Print this Article
Wednesday, Nov. 7, 2007 03:06 pm

Love potion

Make a fruitcake thatÂ’s actually good to eat
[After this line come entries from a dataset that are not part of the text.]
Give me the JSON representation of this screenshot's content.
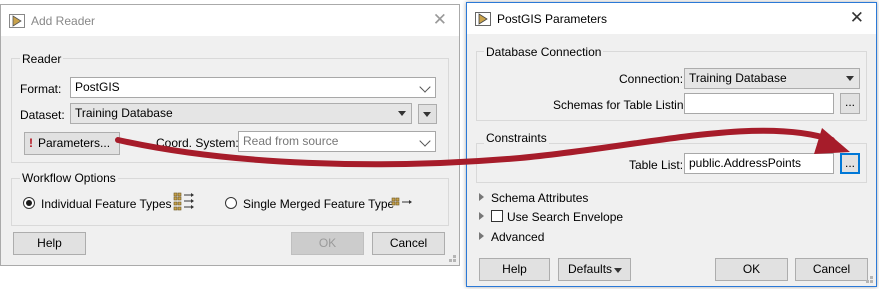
{
  "add_reader": {
    "title": "Add Reader",
    "reader_group": "Reader",
    "format_label": "Format:",
    "format_value": "PostGIS",
    "dataset_label": "Dataset:",
    "dataset_value": "Training Database",
    "parameters_button": "Parameters...",
    "coord_label": "Coord. System:",
    "coord_placeholder": "Read from source",
    "workflow_group": "Workflow Options",
    "option_individual": "Individual Feature Types",
    "option_single": "Single Merged Feature Type",
    "option_individual_selected": true,
    "help_button": "Help",
    "ok_button": "OK",
    "cancel_button": "Cancel"
  },
  "postgis": {
    "title": "PostGIS Parameters",
    "db_group": "Database Connection",
    "connection_label": "Connection:",
    "connection_value": "Training Database",
    "schemas_label": "Schemas for Table Listing:",
    "schemas_value": "",
    "browse_label": "...",
    "constraints_group": "Constraints",
    "table_list_label": "Table List:",
    "table_list_value": "public.AddressPoints",
    "schema_attributes": "Schema Attributes",
    "use_search_envelope": "Use Search Envelope",
    "use_search_envelope_checked": false,
    "advanced": "Advanced",
    "help_button": "Help",
    "defaults_button": "Defaults",
    "ok_button": "OK",
    "cancel_button": "Cancel"
  },
  "colors": {
    "arrow": "#a61c2a",
    "focus": "#0078d7",
    "window_bg": "#f0f0f0"
  },
  "icons": [
    "fme-app-icon",
    "close-icon",
    "exclamation-icon",
    "feature-types-icon",
    "merged-type-icon",
    "dropdown-caret-icon",
    "expander-icon",
    "callout-arrow"
  ]
}
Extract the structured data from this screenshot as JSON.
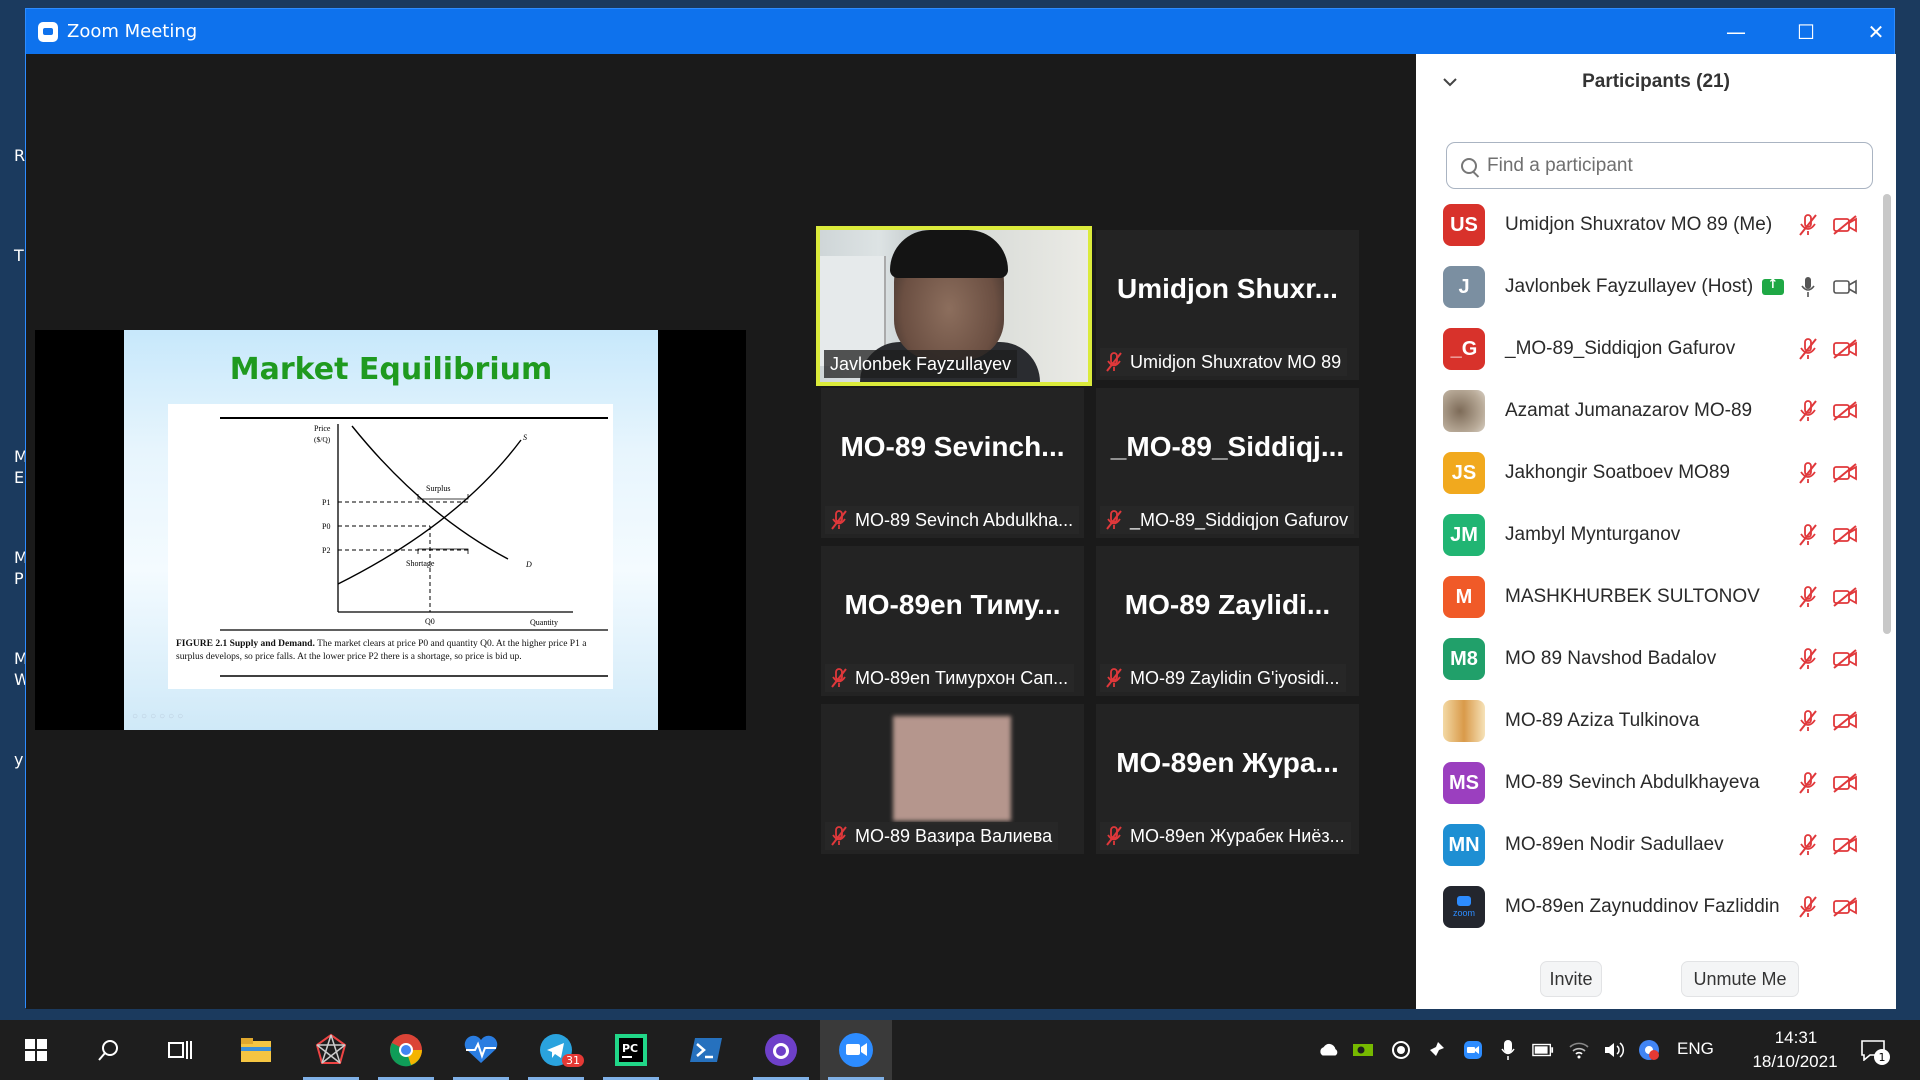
{
  "window": {
    "title": "Zoom Meeting",
    "minimize": "—",
    "maximize": "☐",
    "close": "✕"
  },
  "desktop_labels": [
    "R",
    "T",
    "M",
    "E",
    "M",
    "P",
    "M",
    "W",
    "y"
  ],
  "shared_slide": {
    "title": "Market Equilibrium",
    "figure": {
      "price_axis": "Price",
      "price_unit": "($/Q)",
      "quantity_axis": "Quantity",
      "p1": "P1",
      "p0": "P0",
      "p2": "P2",
      "q0": "Q0",
      "surplus": "Surplus",
      "shortage": "Shortage",
      "s_curve": "S",
      "d_curve": "D"
    },
    "caption_bold": "FIGURE 2.1   Supply and Demand.",
    "caption_text": " The market clears at price P0 and quantity Q0. At the higher price P1 a surplus develops, so price falls. At the lower price P2 there is a shortage, so price is bid up."
  },
  "tiles": [
    {
      "big": "",
      "label": "Javlonbek Fayzullayev",
      "muted": false,
      "video": true
    },
    {
      "big": "Umidjon  Shuxr...",
      "label": "Umidjon Shuxratov MO 89",
      "muted": true
    },
    {
      "big": "MO-89  Sevinch...",
      "label": "MO-89 Sevinch Abdulkha...",
      "muted": true
    },
    {
      "big": "_MO-89_Siddiqj...",
      "label": "_MO-89_Siddiqjon Gafurov",
      "muted": true
    },
    {
      "big": "MO-89en  Тиму...",
      "label": "MO-89en Тимурхон Сап...",
      "muted": true
    },
    {
      "big": "MO-89   Zaylidi...",
      "label": "MO-89  Zaylidin G'iyosidi...",
      "muted": true
    },
    {
      "big": "",
      "label": "MO-89 Вазира Валиева",
      "muted": true,
      "blurred": true
    },
    {
      "big": "MO-89en  Жура...",
      "label": "MO-89en Журабек Ниёз...",
      "muted": true
    }
  ],
  "participants_panel": {
    "header": "Participants (21)",
    "search_placeholder": "Find a participant",
    "items": [
      {
        "initials": "US",
        "color": "#d8322b",
        "name": "Umidjon Shuxratov MO 89 (Me)",
        "muted": true,
        "video_off": true
      },
      {
        "initials": "J",
        "color": "#7b8fa1",
        "name": "Javlonbek Fayzullayev (Host)",
        "muted": false,
        "video_off": false,
        "sharing": true
      },
      {
        "initials": "_G",
        "color": "#d8322b",
        "name": "_MO-89_Siddiqjon Gafurov",
        "muted": true,
        "video_off": true
      },
      {
        "initials": "",
        "color": "#9a8a78",
        "name": "Azamat Jumanazarov MO-89",
        "muted": true,
        "video_off": true,
        "photo": true
      },
      {
        "initials": "JS",
        "color": "#f1a91e",
        "name": "Jakhongir Soatboev MO89",
        "muted": true,
        "video_off": true
      },
      {
        "initials": "JM",
        "color": "#21b573",
        "name": "Jambyl Mynturganov",
        "muted": true,
        "video_off": true
      },
      {
        "initials": "M",
        "color": "#f05a28",
        "name": "MASHKHURBEK SULTONOV",
        "muted": true,
        "video_off": true
      },
      {
        "initials": "M8",
        "color": "#21a06a",
        "name": "MO 89 Navshod Badalov",
        "muted": true,
        "video_off": true
      },
      {
        "initials": "",
        "color": "#e8b35c",
        "name": "MO-89 Aziza Tulkinova",
        "muted": true,
        "video_off": true,
        "photo": true
      },
      {
        "initials": "MS",
        "color": "#9b3fbf",
        "name": "MO-89 Sevinch Abdulkhayeva",
        "muted": true,
        "video_off": true
      },
      {
        "initials": "MN",
        "color": "#1e8fd3",
        "name": "MO-89en Nodir Sadullaev",
        "muted": true,
        "video_off": true
      },
      {
        "initials": "zoom",
        "color": "#23262e",
        "name": "MO-89en Zaynuddinov Fazliddin",
        "muted": true,
        "video_off": true
      }
    ],
    "invite_label": "Invite",
    "unmute_label": "Unmute Me"
  },
  "taskbar": {
    "apps": [
      "start-icon",
      "search-icon",
      "task-view-icon",
      "file-explorer-icon",
      "network-app-icon",
      "chrome-icon",
      "health-app-icon",
      "telegram-icon",
      "pycharm-icon",
      "powershell-icon",
      "github-icon",
      "zoom-icon"
    ],
    "telegram_badge": "31",
    "language": "ENG",
    "time": "14:31",
    "date": "18/10/2021",
    "notification_count": "1"
  }
}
art4563
Untitled Document I suppose you’re thinking that with a name like Kitchen Witch I would have been busy boiling up something in my cauldron in honor of the recent All Hallows’ Eve. Unfortunately, this witch has been in no mood for tricks. Instead, with a much longer holiday season just weeks away, I’ve been hard at work on a potion of another kind. This year I skipped my beloved caramel apples and candy corn for a new project: the fruitcake. Go on, laugh all you like. I know I’m setting myself up for ridicule and mockery. How can “fruitcake” and “good” be used in the same sentence, you ask, chortling. I’m right there with you; I’ve never had a good fruitcake, either. I believe that the problem lies with the preponderance of candied fruit that, when combined with booze, takes on a sci-fi-worthy neon glow that scares the bejesus out of the toughest witch in town. So I’m taking the candied, glacéed fruit out of the picture (did you ever really like those green maraschino cherries to begin with?) and giving the fruitcake a second chance. With the holiday season nigh, now is the time to marinate the fruit, the first step to making a properly seasoned (read: boozy) fruitcake. With help from my friend LaurelAnn Morley, who runs a small beachside restaurant in Barbados, I now have a jar of fruit that’ll be bathing in booze for at least two more weeks, when I’ll make the cake, which needs a few weeks of alone time in a tin (with booze, of course) before its uncandied holiday debut. Part two of this witchy endeavor, which includes a recipe for the fruitcake batter, will be featured here soon.

Kim O’Donnel serves up 30 of her favorite recipes expressly for the upcoming holiday season in her new book, A Mighty Appetite for the Holidays: Kitchen Tricks for the Feasting Season. For online orders, go to www.kimodonnel.com.
Fruitcake, PART One
Adapted from Caribbean Recipes Old & New, by LaurelAnn Morley
Fruit The following is enough fruit for a cake made in a deep 10-inch cake pan.
About 3 1/2 cups of dried fruit, including: 1 cup of raisins 1 cup of currants 1/2 cup of dried cherries (unless you insist on equal    
     amounts of the candied stuff) 1 cup of your dried fruit favorites — figs, golden  
     raisins (a.k.a. sultanas), apricots, prunes, and      cran berries are all tasty choices 1/2 cup of citrus peel from any combination of      oranges, grapefruits, and lemons About 4 cups of boozy spirits, a combination of any      of the following: amber rum, brandy, cognac,      grap pa, and fortified wine such as sweet sherry,      port, or Madeira
In a wide-mouthed jar with an airtight seal, combine all ingredients and stir. Allow the mixture to steep for a few days; you may notice that the fruit has absorbed much of the alcohol. Spoon the mixture into the bowl of a food processor and use the pulse function to chop the fruit so that it isn’t puréed. You want the fruit to be slightly chunky. Return the fruit and residual liquid to the airtight jar. Keep the jar in a cool, dark place, allowing the contents to steep for at least two weeks and as long as a month. Every few days, shake the jar or turn it upside down to move the fruit around.
Log in to use your Facebook account with
IllinoisTimes

Login With Facebook Account



Recent Activity on IllinoisTimes

Calendar

  • Thu
    23
  • Fri
    24
  • Sat
    25
  • Sun
    26
  • Mon
    27
  • Tue
    28
  • Wed
    29